_Task_
What you return should be the complete data below, word for word, with no pictures in it.

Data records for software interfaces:
---
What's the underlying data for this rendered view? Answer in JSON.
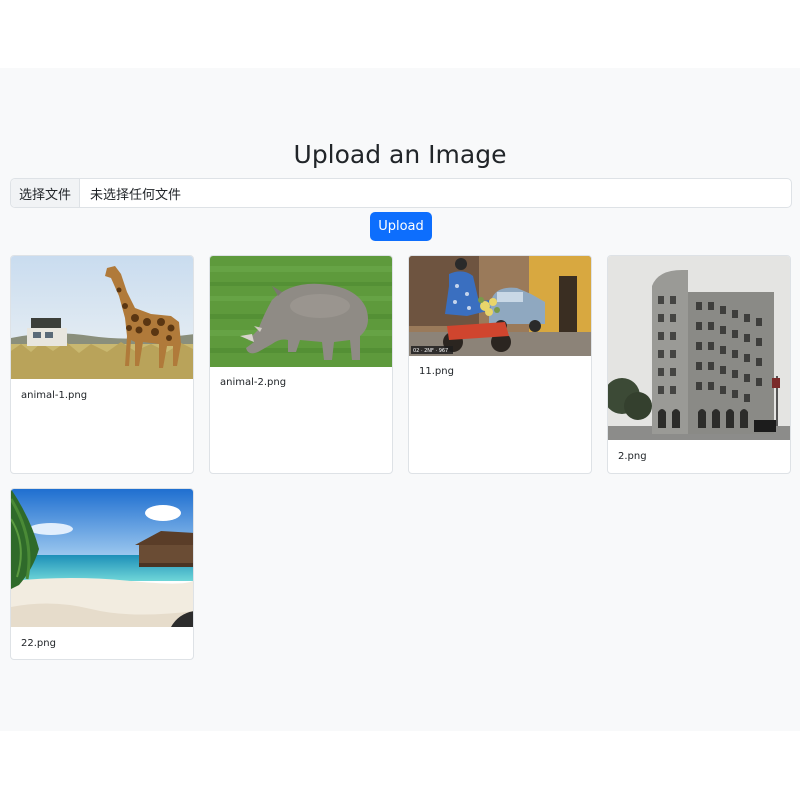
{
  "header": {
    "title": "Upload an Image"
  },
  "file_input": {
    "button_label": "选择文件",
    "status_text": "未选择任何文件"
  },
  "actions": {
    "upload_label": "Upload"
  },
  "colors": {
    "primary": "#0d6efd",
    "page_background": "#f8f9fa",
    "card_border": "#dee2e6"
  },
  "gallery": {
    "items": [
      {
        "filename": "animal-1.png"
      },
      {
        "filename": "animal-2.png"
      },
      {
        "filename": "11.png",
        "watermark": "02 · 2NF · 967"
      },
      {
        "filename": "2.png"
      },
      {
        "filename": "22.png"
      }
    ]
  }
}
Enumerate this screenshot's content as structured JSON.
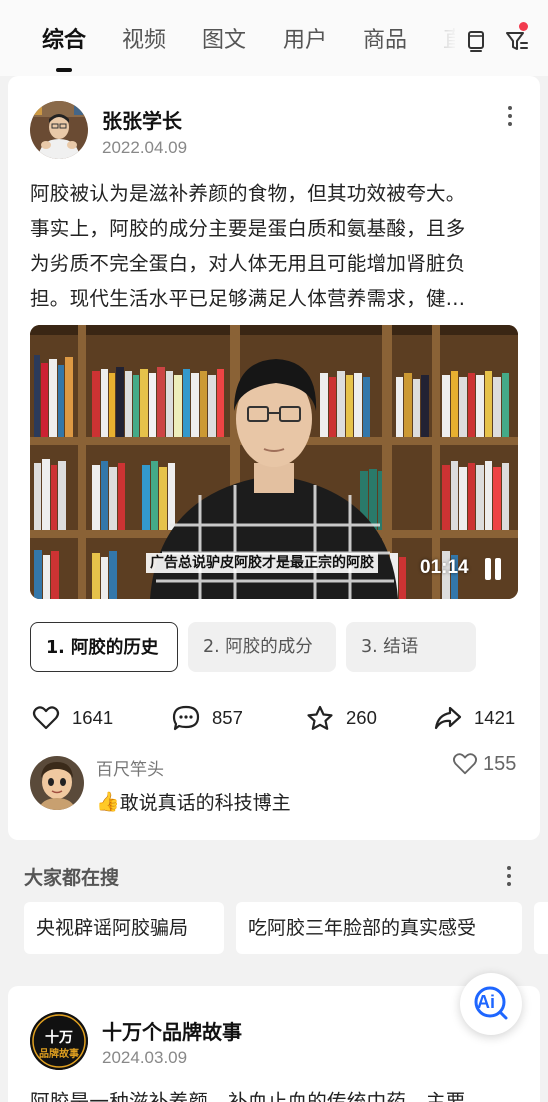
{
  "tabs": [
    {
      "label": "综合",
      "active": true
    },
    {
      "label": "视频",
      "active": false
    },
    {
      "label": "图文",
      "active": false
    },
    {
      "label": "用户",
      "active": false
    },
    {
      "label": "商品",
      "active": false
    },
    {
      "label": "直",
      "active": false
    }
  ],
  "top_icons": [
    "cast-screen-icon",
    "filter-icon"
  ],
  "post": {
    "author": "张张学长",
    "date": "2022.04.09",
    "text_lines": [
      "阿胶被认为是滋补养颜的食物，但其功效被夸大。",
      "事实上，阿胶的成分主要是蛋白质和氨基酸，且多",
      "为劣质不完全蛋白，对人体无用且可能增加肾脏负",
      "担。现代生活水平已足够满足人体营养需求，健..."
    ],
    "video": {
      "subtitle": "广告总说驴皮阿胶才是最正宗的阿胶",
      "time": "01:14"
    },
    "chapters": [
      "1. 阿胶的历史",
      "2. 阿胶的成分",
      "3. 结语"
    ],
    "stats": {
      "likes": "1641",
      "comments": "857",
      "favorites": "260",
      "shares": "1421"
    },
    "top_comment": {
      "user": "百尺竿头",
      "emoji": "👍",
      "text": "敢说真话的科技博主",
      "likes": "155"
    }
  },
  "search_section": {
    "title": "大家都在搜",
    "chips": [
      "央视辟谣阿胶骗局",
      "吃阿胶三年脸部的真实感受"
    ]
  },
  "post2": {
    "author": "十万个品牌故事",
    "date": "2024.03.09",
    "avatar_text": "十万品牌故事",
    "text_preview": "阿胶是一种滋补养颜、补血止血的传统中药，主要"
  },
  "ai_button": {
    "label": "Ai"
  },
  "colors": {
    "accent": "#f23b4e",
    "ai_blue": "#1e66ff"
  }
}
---
_Finished exercise_
What's the underlying data for this rendered view? Answer in JSON.
{
  "header": {
    "title": "Upload an Image"
  },
  "file_input": {
    "button_label": "选择文件",
    "status_text": "未选择任何文件"
  },
  "actions": {
    "upload_label": "Upload"
  },
  "colors": {
    "primary": "#0d6efd",
    "page_background": "#f8f9fa",
    "card_border": "#dee2e6"
  },
  "gallery": {
    "items": [
      {
        "filename": "animal-1.png"
      },
      {
        "filename": "animal-2.png"
      },
      {
        "filename": "11.png",
        "watermark": "02 · 2NF · 967"
      },
      {
        "filename": "2.png"
      },
      {
        "filename": "22.png"
      }
    ]
  }
}
Enumerate this screenshot's content as structured JSON.
{
  "tabs": [
    {
      "label": "综合",
      "active": true
    },
    {
      "label": "视频",
      "active": false
    },
    {
      "label": "图文",
      "active": false
    },
    {
      "label": "用户",
      "active": false
    },
    {
      "label": "商品",
      "active": false
    },
    {
      "label": "直",
      "active": false
    }
  ],
  "top_icons": [
    "cast-screen-icon",
    "filter-icon"
  ],
  "post": {
    "author": "张张学长",
    "date": "2022.04.09",
    "text_lines": [
      "阿胶被认为是滋补养颜的食物，但其功效被夸大。",
      "事实上，阿胶的成分主要是蛋白质和氨基酸，且多",
      "为劣质不完全蛋白，对人体无用且可能增加肾脏负",
      "担。现代生活水平已足够满足人体营养需求，健..."
    ],
    "video": {
      "subtitle": "广告总说驴皮阿胶才是最正宗的阿胶",
      "time": "01:14"
    },
    "chapters": [
      "1. 阿胶的历史",
      "2. 阿胶的成分",
      "3. 结语"
    ],
    "stats": {
      "likes": "1641",
      "comments": "857",
      "favorites": "260",
      "shares": "1421"
    },
    "top_comment": {
      "user": "百尺竿头",
      "emoji": "👍",
      "text": "敢说真话的科技博主",
      "likes": "155"
    }
  },
  "search_section": {
    "title": "大家都在搜",
    "chips": [
      "央视辟谣阿胶骗局",
      "吃阿胶三年脸部的真实感受"
    ]
  },
  "post2": {
    "author": "十万个品牌故事",
    "date": "2024.03.09",
    "avatar_text": "十万品牌故事",
    "text_preview": "阿胶是一种滋补养颜、补血止血的传统中药，主要"
  },
  "ai_button": {
    "label": "Ai"
  },
  "colors": {
    "accent": "#f23b4e",
    "ai_blue": "#1e66ff"
  }
}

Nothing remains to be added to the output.